Technology gave us some other winners today too. On the semiconductor upgrade, Micron, Applied Materials and Texas Instruments posted solid gains. QWST was up on news in an SEC disclosure that BellSouth (already with a 10% interest) may buy the rest of Qwest, a fiber based national local exchange carrier. Sprint announced it would buy $520 mln. worth of phone equipment from Northern Telecom over 3 years for its continuing wireless rollout. The whole telecom sector generally enjoyed a good day, including PMC Sierra (+6.31 to 60.81), Tellabs (+3 to 60.94), Uniphase (+4 to 152.88), Level3 (+5.53 to 77.53) and Metromedia Fiber Network (+3.56 to 47.50). Vodafone, Motorola, Ericsson, AirTouch, Nokia and Nextel had fractional coattail gains too. Volume is looking pretty good here. We're definitely keeping our eye on this sector for some plays if rotation takes hold of the telecom sector.
Internets fared well today, though volume was notably absent. Perhaps that volume is manifesting itself in Telecoms? Just a thought. Nonetheless, AMZN tacked on $2.44, YHOO hollered up $3.06, NSOL converged for $4.25, and BCST signaled up $3.62. Even AOL eked out $0.62. Low volume plus rising prices equals no sellers. Our expectation is that most of the Internet damage is done unless we get an unexpected surprise from the Fed or other source. Keep your eyes on CMGI, a bellwether representing many different segments of the Internet. They have quietly moved up $12 in the last 3 days in anticipation of earnings, which will be released tomorrow. That gain is net of some selling today, as investors are getting wise to the earnings sell-off, and now begin to bail out of positions earlier. On a side note, the Internet deal of the day belongs to E*Trade and Earthlink, who reached agreement that any ELNK subscriber who signs up with EGRP will get 6 months of free Internet service.
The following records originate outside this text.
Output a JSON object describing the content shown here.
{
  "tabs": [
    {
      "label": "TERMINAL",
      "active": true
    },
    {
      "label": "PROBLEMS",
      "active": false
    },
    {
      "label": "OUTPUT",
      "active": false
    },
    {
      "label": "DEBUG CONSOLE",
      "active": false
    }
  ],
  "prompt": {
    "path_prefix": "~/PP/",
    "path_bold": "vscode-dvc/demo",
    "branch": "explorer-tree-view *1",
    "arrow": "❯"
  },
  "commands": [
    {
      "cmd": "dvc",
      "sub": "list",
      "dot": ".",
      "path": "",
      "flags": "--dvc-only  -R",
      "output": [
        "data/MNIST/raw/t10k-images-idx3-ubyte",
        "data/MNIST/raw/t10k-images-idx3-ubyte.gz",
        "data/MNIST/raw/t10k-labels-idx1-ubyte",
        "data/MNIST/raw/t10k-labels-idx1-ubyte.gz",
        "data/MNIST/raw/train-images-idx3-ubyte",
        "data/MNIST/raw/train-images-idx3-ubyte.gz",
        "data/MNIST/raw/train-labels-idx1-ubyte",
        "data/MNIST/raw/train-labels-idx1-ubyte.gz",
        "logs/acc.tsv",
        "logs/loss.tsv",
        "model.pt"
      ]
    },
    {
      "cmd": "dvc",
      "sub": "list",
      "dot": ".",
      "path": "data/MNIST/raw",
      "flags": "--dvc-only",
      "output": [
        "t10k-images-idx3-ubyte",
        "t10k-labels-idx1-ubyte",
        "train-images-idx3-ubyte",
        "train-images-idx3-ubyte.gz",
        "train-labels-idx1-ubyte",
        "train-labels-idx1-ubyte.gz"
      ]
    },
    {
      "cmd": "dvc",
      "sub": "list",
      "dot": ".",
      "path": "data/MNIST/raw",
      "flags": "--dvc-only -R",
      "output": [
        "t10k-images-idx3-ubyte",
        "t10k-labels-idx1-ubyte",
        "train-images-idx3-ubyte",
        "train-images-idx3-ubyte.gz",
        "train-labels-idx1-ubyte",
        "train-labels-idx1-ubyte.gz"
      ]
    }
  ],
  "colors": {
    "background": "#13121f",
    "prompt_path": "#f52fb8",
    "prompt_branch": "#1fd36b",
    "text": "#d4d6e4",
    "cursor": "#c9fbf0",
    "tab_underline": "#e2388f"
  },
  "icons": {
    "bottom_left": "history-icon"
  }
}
Of course no NASDAQ rise would be complete without the 5 generals. Though they weren't leading today's charge, they comprise 30% +/- of the NASDAQ 100 index. Microsoft rose almost $3 to $82.31. Intel (on semiconductor news) rose $1.44 to $53.13. Dell naturally gained $1.50 with the group to close at $35.50. Cisco switched up $2.06 to $113.75. Last but not least, MCIWorldcom dialed up $1.94 to $90.94. All told, NASDAQ gained 45 points to close up at 2519 on light volume (at least for NASDAQ anyway) of 846 mln. shares. Advancers beat decliners 21 to 18.
Newsworthy honorable mentions go to American Airlines, who was awarded a sell rating; Philip Morris, who gained $1.81 on a Morgan Stanley Dean Witter upgrade to outperform; Lockheed Martin, who wins the samurai award for cutting their earnings estimate by about half for FY99, wherein $5.56 was lopped from their share value; and Allstate Insurance, who agreed to acquire CNA Insurance's auto and homeowner policy business for $1.2 bln.
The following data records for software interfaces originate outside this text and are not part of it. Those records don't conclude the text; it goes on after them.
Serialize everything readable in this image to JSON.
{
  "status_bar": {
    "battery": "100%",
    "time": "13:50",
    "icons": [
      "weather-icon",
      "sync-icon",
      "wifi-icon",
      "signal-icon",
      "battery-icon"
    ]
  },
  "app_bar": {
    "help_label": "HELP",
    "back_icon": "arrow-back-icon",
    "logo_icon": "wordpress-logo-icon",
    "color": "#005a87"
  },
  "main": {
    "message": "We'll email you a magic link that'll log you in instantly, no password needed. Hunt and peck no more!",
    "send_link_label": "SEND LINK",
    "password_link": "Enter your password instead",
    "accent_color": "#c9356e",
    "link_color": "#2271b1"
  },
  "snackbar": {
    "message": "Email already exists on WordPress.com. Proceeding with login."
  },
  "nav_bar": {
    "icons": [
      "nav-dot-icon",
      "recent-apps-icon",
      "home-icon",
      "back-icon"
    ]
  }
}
Enough already! What about the rest of the week? There is a slight uptrend, but it will be tempered by investor skittishness until PPI and CPI show their faces. It may even take until the Fed meets at the end of the month if these 2 indexes are inconclusive. But a rate hike already appears priced in. Imagine how the market will react if there is no rate hike (hey, we can dream can't we?). We are unlikely to see any major moves in either direction without volume, that reflection of investor conviction.
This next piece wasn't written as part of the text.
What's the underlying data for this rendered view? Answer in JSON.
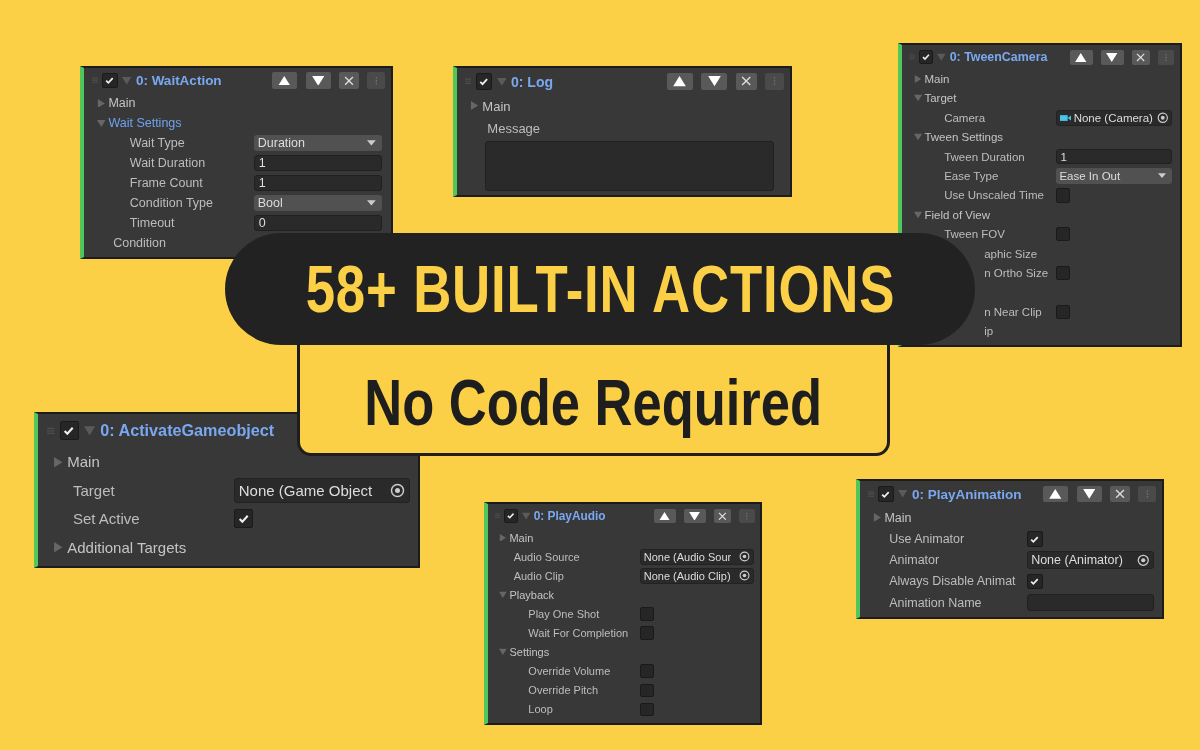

Wait for a clear market entry and use stops to protect gains in this excitable market. As always, sell too soon!